Gene delivery of TIPE2 inhibits breast cancer development and metastasis via CD8+ T and NK cell-mediated antitumor responses
Breast cancer is the second leading cause of cancer-related deaths in the female patients which was mainly caused by metastasis. Development of target gene therapy for breast cancer to suppress tumor progress and metastasis will improve the therapeutic options and be of great benefit to the patients. Tumor necrosis factor-alpha-induced protein 8-like 2 is a novel molecule for maintaining immune homeostasis and is involved in cancer development. In the present study, we overexpressed TIPE2 in breast cancer cells to investigate the role of TIPE2 in the development of breast cancer. Our results showed that overexpression of TIPE2 significantly inhibited the proliferation of 4T1 cells in vitro and in vivo. We constructed a non-viral targeted gene therapeutic system by using the minicircle plasmids expressing TIPE2. We found that the growth and metastasis of breast cancer was significantly inhibited by hydrodynamic gene delivery of TIPE2 plasmids in vivo. Mechanistically, TIPE2 increased T and NK cells, and decreased MDSCs. Gene delivery of TIPE2 up-regulated the production of IFN-γ and TNF-α by CD8+ T and NK cells in spleens and tumor microenvironment, and enhanced the cytotoxic activity of CD8+ T and NK cells. Taken together, TIPE2 inhibited breast cancer development and metastasis possibly via promoting CD8+ T and NK cell-mediated antitumor immune responses.

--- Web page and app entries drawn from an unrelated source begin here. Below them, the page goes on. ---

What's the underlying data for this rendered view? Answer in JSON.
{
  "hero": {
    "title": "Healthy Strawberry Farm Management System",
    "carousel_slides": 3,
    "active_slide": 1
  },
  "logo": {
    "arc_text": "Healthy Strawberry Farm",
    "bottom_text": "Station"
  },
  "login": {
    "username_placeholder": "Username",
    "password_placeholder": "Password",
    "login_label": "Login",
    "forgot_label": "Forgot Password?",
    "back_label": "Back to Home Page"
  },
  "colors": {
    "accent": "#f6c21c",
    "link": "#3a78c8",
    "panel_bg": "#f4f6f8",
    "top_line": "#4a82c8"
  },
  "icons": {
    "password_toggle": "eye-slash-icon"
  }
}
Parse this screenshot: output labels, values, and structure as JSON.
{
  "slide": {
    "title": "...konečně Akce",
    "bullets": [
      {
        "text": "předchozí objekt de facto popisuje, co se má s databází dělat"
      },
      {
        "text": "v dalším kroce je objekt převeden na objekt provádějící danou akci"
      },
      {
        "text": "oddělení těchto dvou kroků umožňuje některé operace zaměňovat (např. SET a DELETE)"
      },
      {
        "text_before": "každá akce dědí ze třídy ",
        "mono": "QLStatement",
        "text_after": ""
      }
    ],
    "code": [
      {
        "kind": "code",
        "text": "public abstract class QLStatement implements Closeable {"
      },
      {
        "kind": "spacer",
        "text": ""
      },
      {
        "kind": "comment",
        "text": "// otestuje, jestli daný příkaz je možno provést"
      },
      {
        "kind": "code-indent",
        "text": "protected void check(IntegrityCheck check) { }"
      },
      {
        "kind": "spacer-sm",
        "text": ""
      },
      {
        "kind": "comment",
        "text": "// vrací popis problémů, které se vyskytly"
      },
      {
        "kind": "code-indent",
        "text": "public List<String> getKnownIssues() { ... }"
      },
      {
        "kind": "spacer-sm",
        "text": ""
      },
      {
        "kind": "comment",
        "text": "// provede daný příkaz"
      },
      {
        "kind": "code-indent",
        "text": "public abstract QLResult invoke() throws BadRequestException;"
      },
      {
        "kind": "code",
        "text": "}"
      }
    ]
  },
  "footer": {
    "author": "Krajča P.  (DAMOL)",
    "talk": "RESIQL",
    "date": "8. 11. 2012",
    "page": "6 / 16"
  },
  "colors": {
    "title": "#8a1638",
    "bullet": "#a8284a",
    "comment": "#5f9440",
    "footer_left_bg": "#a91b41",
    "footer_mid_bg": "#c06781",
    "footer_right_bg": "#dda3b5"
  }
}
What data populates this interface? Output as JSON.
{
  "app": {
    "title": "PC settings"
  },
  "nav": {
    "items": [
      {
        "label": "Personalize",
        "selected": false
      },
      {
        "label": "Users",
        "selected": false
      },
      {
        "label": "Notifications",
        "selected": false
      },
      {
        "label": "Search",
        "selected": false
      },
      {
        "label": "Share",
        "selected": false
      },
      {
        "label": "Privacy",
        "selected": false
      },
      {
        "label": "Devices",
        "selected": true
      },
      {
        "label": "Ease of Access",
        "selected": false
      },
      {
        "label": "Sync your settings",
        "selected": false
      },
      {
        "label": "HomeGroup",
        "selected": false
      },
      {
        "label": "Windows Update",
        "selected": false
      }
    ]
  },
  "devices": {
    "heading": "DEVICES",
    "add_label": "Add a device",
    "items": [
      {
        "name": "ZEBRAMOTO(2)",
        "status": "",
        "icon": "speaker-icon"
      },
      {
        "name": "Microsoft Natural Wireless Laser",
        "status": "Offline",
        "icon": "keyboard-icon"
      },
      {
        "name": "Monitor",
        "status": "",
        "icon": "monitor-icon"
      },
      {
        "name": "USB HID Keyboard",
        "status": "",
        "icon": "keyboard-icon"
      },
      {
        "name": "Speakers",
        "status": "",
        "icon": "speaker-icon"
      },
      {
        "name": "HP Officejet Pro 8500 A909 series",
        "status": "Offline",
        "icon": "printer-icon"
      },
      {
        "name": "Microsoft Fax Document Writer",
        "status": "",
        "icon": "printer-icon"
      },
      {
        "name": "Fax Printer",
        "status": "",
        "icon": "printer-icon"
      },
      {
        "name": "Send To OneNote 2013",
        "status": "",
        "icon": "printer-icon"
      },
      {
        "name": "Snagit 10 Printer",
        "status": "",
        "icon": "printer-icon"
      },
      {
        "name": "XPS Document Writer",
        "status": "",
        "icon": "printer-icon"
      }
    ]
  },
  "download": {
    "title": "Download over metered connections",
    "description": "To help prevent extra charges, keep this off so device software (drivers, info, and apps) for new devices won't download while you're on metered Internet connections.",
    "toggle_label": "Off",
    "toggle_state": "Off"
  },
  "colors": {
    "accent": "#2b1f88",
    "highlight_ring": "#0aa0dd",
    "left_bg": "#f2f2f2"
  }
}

Thus, the results indicate that TIPE2 may be a potential therapeutic target for breast cancer therapy.